  22. What Can Schools Do About Risk? Embrace modern risk management. Be vigilant about a broad range of risks. Promote district wide risk intelligent culture. Agree on meaning of terms and issues. Incorporate process into all decision-making. Implement program tailored to district context. Continuous Improvement: Best Practices and Benchmarking - Balanced Scorecard School-Site Risk and Safety Assessments Risk Inventory: Risk Register Risk Assessment: Risk Map Risk Tolerance: Risk Appetite

  23. Building Safety and Security Aware Culture • Ensure safety goals or objective’s are aligned with the schools adopted vision and mission. • Safety and Security goals should be specific, measurable and achievable within a reasonable timeline. • Establish small foundations of achievements which will lead to a historic shift for the district. • How many $ can our district identify in SAVINGS? • What is your district’s current safety and risk components? • Identify the frequency or severity of district claims. • Risk Tolerance or Appetite? • What is the return on investment?

  24. Risk Exposures in K-12 Schools How many are there?

  25. Practical Risk Management Strategies Implement School-Site Safety and Security Assessments

  26. Risk Management Process

  27. Identifying Risk - Allows the School District to understand the extent to which potential events might impact it’s primary mission and objectives. Assesses risks from two perspectives: Likelihood Impact Analyzing Risk - Identifies possible alternatives to manage and minimize the overall risk. Determine which risk management treatment or combination of treatments will best suit the risk and your entity.
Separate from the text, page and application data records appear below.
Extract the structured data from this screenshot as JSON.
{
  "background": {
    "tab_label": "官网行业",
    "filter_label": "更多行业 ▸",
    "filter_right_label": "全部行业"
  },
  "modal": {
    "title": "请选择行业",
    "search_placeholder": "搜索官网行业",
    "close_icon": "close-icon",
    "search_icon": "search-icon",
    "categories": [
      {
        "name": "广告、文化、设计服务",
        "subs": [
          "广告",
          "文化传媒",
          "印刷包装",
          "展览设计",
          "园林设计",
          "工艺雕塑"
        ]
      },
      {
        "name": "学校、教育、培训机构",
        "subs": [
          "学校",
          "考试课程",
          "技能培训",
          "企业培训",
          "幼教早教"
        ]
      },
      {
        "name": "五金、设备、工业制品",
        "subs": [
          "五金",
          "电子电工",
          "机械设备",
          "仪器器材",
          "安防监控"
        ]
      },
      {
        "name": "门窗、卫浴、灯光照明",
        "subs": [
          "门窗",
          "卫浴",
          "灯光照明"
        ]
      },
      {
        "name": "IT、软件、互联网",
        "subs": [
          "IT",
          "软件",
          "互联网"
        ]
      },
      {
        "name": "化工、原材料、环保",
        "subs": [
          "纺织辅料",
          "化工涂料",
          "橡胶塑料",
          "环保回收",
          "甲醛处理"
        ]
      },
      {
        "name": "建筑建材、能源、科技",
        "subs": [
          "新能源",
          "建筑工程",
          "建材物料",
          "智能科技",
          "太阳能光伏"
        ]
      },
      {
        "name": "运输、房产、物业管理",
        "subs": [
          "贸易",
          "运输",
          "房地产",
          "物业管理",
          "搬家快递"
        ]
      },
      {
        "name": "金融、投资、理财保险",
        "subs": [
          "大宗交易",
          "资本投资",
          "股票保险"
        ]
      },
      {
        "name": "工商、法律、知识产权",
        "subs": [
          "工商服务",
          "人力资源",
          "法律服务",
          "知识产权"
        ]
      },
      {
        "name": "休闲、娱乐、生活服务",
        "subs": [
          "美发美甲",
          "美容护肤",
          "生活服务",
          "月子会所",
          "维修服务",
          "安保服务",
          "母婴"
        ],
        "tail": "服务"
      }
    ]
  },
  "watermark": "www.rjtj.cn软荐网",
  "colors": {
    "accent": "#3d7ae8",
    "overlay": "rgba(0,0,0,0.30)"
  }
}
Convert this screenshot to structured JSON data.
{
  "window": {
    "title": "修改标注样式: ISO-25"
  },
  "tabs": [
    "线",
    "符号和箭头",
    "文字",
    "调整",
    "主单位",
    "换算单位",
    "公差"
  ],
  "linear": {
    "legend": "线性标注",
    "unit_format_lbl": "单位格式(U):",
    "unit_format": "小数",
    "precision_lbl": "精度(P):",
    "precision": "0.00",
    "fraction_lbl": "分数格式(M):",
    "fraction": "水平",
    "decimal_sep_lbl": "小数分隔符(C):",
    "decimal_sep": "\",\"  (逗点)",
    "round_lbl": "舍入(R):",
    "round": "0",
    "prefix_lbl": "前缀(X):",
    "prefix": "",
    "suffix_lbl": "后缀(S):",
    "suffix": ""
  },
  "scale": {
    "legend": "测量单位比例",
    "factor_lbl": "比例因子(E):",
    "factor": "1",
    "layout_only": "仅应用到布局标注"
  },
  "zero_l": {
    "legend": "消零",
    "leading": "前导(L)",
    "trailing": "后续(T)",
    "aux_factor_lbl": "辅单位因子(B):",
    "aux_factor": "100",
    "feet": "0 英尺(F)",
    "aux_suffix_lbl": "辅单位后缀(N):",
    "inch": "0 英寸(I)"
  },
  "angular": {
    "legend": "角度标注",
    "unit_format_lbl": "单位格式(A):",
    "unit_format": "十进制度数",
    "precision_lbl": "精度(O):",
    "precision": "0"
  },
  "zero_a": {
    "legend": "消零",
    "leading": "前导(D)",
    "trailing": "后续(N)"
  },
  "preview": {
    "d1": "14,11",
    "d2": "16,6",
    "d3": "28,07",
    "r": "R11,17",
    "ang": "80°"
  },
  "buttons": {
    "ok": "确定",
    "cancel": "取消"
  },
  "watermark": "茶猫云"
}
Identify and Analyze

  28. Implement the Response – Use procedures that help ensure that the risk responses as well as other entity directives are carried out. This should occur throughout the system, at all levels, and in all functions. Control - A strong system of internal controls is essential in producing positive risk management outcomes. Monitoring Results - Effectiveness of the selected risk response and components is monitored through: on-going monitoring of activities, measuring outcomes for effectiveness, and make revisions necessary. Respond, Control and Monitor

  29. THE RISK MANAGEMENT TRIANGLE Insurance Programs and Claims Management Risk Management Components for Liability Safety & Health Risk Assessment & Loss Control Environmental Employee Injury Programs and Workers’ Compensation

  30. Q & A Contact Information: Ronald R. Allen, President & CEO R.R.A. Risk Management Services RAllen1@nc.rr.com Direct: (919) 883-6062 Office: (919) 732-6478

  31. Thank You!